§ **Exercise aim**
Determine how many lines below include the string "person". Reply with the number only.
---
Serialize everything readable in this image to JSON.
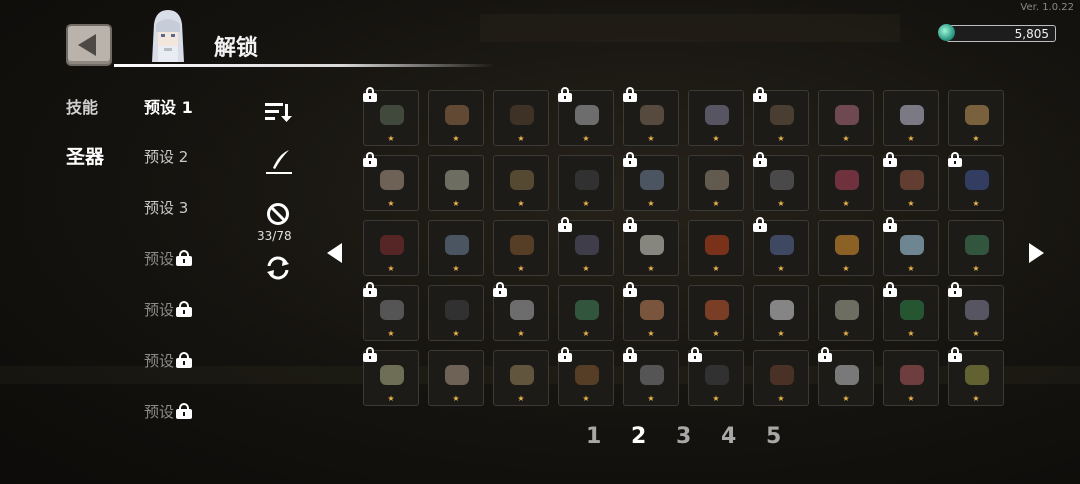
{
  "version": "Ver. 1.0.22",
  "header": {
    "title": "解锁"
  },
  "currency": {
    "amount": "5,805",
    "icon": "gem-icon",
    "color": "#3fbfa0"
  },
  "categories": [
    {
      "label": "技能",
      "active": false
    },
    {
      "label": "圣器",
      "active": true
    }
  ],
  "presets": [
    {
      "label": "预设 1",
      "active": true,
      "locked": false
    },
    {
      "label": "预设 2",
      "active": false,
      "locked": false
    },
    {
      "label": "预设 3",
      "active": false,
      "locked": false
    },
    {
      "label": "预设",
      "active": false,
      "locked": true
    },
    {
      "label": "预设",
      "active": false,
      "locked": true
    },
    {
      "label": "预设",
      "active": false,
      "locked": true
    },
    {
      "label": "预设",
      "active": false,
      "locked": true
    }
  ],
  "tools": {
    "counter": "33/78"
  },
  "grid": {
    "rows": [
      [
        {
          "locked": true,
          "color": "#4d5a48"
        },
        {
          "locked": false,
          "color": "#7a5a3c"
        },
        {
          "locked": false,
          "color": "#4a3a2a"
        },
        {
          "locked": true,
          "color": "#8a8a8a"
        },
        {
          "locked": true,
          "color": "#6a5a4a"
        },
        {
          "locked": false,
          "color": "#6a6a7a"
        },
        {
          "locked": true,
          "color": "#5a4a3a"
        },
        {
          "locked": false,
          "color": "#8a5a66"
        },
        {
          "locked": false,
          "color": "#9a9aa8"
        },
        {
          "locked": false,
          "color": "#9a7a4a"
        }
      ],
      [
        {
          "locked": true,
          "color": "#8a7a6a"
        },
        {
          "locked": false,
          "color": "#8a8a7a"
        },
        {
          "locked": false,
          "color": "#6a5a3a"
        },
        {
          "locked": false,
          "color": "#3a3a3a"
        },
        {
          "locked": true,
          "color": "#5a6a7a"
        },
        {
          "locked": false,
          "color": "#7a7060"
        },
        {
          "locked": true,
          "color": "#5a5a5a"
        },
        {
          "locked": false,
          "color": "#8a3a4a"
        },
        {
          "locked": true,
          "color": "#7a4a3a"
        },
        {
          "locked": true,
          "color": "#3a4a7a"
        }
      ],
      [
        {
          "locked": false,
          "color": "#6a2a2a"
        },
        {
          "locked": false,
          "color": "#5a6a7a"
        },
        {
          "locked": false,
          "color": "#6a4a2a"
        },
        {
          "locked": true,
          "color": "#4a4a5a"
        },
        {
          "locked": true,
          "color": "#aaaaa0"
        },
        {
          "locked": false,
          "color": "#9a3a1a"
        },
        {
          "locked": true,
          "color": "#4a5a7a"
        },
        {
          "locked": false,
          "color": "#b07a2a"
        },
        {
          "locked": true,
          "color": "#8aaabb"
        },
        {
          "locked": false,
          "color": "#3a6a4a"
        }
      ],
      [
        {
          "locked": true,
          "color": "#6a6a6a"
        },
        {
          "locked": false,
          "color": "#3a3a3a"
        },
        {
          "locked": true,
          "color": "#8a8a8a"
        },
        {
          "locked": false,
          "color": "#3a6a4a"
        },
        {
          "locked": true,
          "color": "#9a6a4a"
        },
        {
          "locked": false,
          "color": "#9a4a2a"
        },
        {
          "locked": false,
          "color": "#aaaaaa"
        },
        {
          "locked": false,
          "color": "#8a8a7a"
        },
        {
          "locked": true,
          "color": "#2a6a3a"
        },
        {
          "locked": true,
          "color": "#6a6a7a"
        }
      ],
      [
        {
          "locked": true,
          "color": "#8a8a6a"
        },
        {
          "locked": false,
          "color": "#8a7a6a"
        },
        {
          "locked": false,
          "color": "#7a6a4a"
        },
        {
          "locked": true,
          "color": "#6a4a2a"
        },
        {
          "locked": true,
          "color": "#6a6a6a"
        },
        {
          "locked": true,
          "color": "#3a3a3a"
        },
        {
          "locked": false,
          "color": "#5a3a2a"
        },
        {
          "locked": true,
          "color": "#9a9a9a"
        },
        {
          "locked": false,
          "color": "#8a4a4a"
        },
        {
          "locked": true,
          "color": "#7a7a3a"
        }
      ]
    ]
  },
  "pagination": {
    "pages": [
      "1",
      "2",
      "3",
      "4",
      "5"
    ],
    "current": "2"
  }
}
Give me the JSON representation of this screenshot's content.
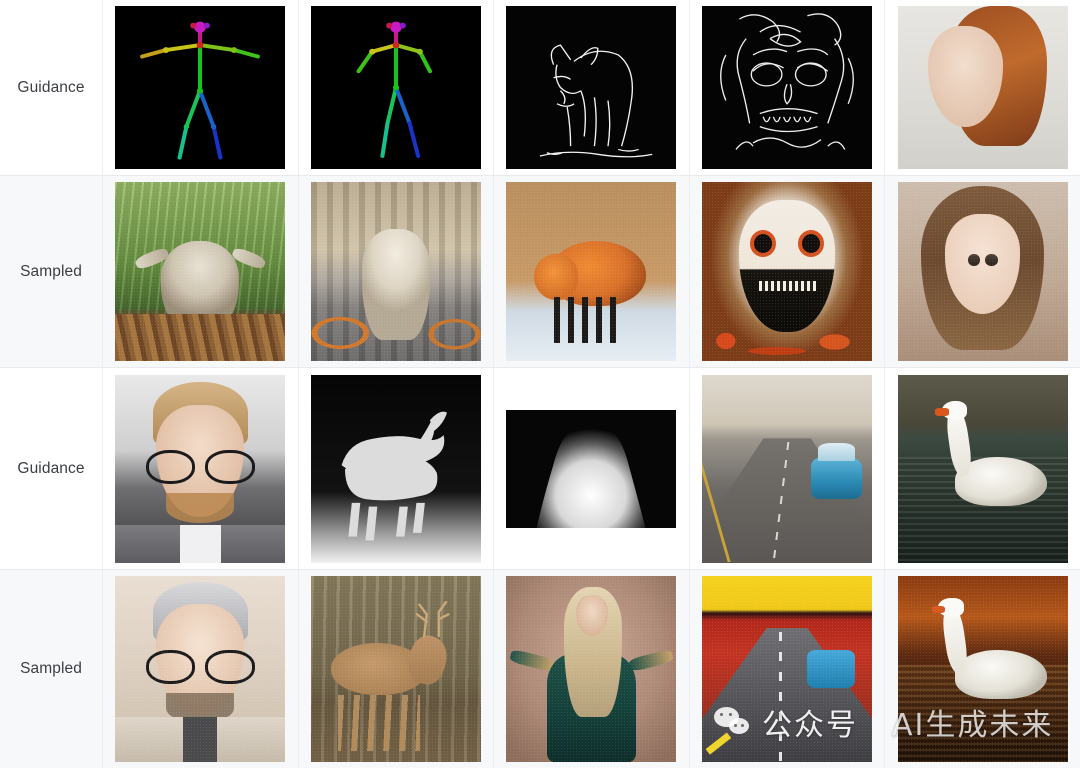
{
  "table": {
    "row_label_column_header": "",
    "rows": [
      {
        "label": "Guidance",
        "kind": "guidance",
        "cells": [
          {
            "name": "openpose-skeleton-star-pose",
            "caption": "OpenPose skeleton, arms outstretched",
            "type": "pose"
          },
          {
            "name": "openpose-skeleton-standing-pose",
            "caption": "OpenPose skeleton, standing figure",
            "type": "pose"
          },
          {
            "name": "canny-edge-fox",
            "caption": "Canny edge map of a fox",
            "type": "canny"
          },
          {
            "name": "canny-edge-skull-face",
            "caption": "Canny edge map of a sugar-skull face",
            "type": "canny"
          },
          {
            "name": "photo-red-haired-woman",
            "caption": "Photo of a red-haired woman",
            "type": "photo"
          }
        ]
      },
      {
        "label": "Sampled",
        "kind": "sampled",
        "cells": [
          {
            "name": "sampled-bear-bamboo-forest",
            "caption": "Bear standing on a log in a bamboo forest",
            "type": "generated"
          },
          {
            "name": "sampled-polar-bear-city-street",
            "caption": "Polar bear walking on a city street",
            "type": "generated"
          },
          {
            "name": "sampled-red-fox-snow",
            "caption": "Red fox walking on snow",
            "type": "generated"
          },
          {
            "name": "sampled-sugar-skull-makeup",
            "caption": "Woman with sugar-skull makeup and orange flowers",
            "type": "generated"
          },
          {
            "name": "sampled-anime-portrait",
            "caption": "Anime-style portrait of a woman",
            "type": "generated"
          }
        ]
      },
      {
        "label": "Guidance",
        "kind": "guidance",
        "cells": [
          {
            "name": "photo-man-with-glasses",
            "caption": "Photo of a blond man wearing glasses",
            "type": "photo"
          },
          {
            "name": "depth-map-deer",
            "caption": "Depth map of a deer",
            "type": "depth"
          },
          {
            "name": "depth-map-person",
            "caption": "Depth map of a standing person",
            "type": "depth"
          },
          {
            "name": "photo-desert-road-blue-car",
            "caption": "Photo of a blue car on a desert road",
            "type": "photo"
          },
          {
            "name": "photo-swan-on-water",
            "caption": "Photo of a swan on water",
            "type": "photo"
          }
        ]
      },
      {
        "label": "Sampled",
        "kind": "sampled",
        "cells": [
          {
            "name": "sampled-illustrated-man-glasses",
            "caption": "Illustrated man with glasses in a light suit",
            "type": "generated"
          },
          {
            "name": "sampled-deer-in-forest",
            "caption": "Deer with antlers in a misty forest",
            "type": "generated"
          },
          {
            "name": "sampled-woman-green-dress",
            "caption": "Woman with long blonde hair in a green dress",
            "type": "generated"
          },
          {
            "name": "sampled-stylized-road-scene",
            "caption": "Stylized road scene with yellow sky and blue car",
            "type": "generated"
          },
          {
            "name": "sampled-swan-autumn",
            "caption": "Swan on water with autumn foliage",
            "type": "generated"
          }
        ]
      }
    ]
  },
  "watermark": {
    "logo": "wechat-logo",
    "account_label": "公众号",
    "account_name": "AI生成未来"
  },
  "colors": {
    "page_background": "#ffffff",
    "alt_row_background": "#f7f8f9",
    "divider": "#eceef0",
    "label_text": "#3b3e42"
  }
}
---
§ **Solution for this task**
2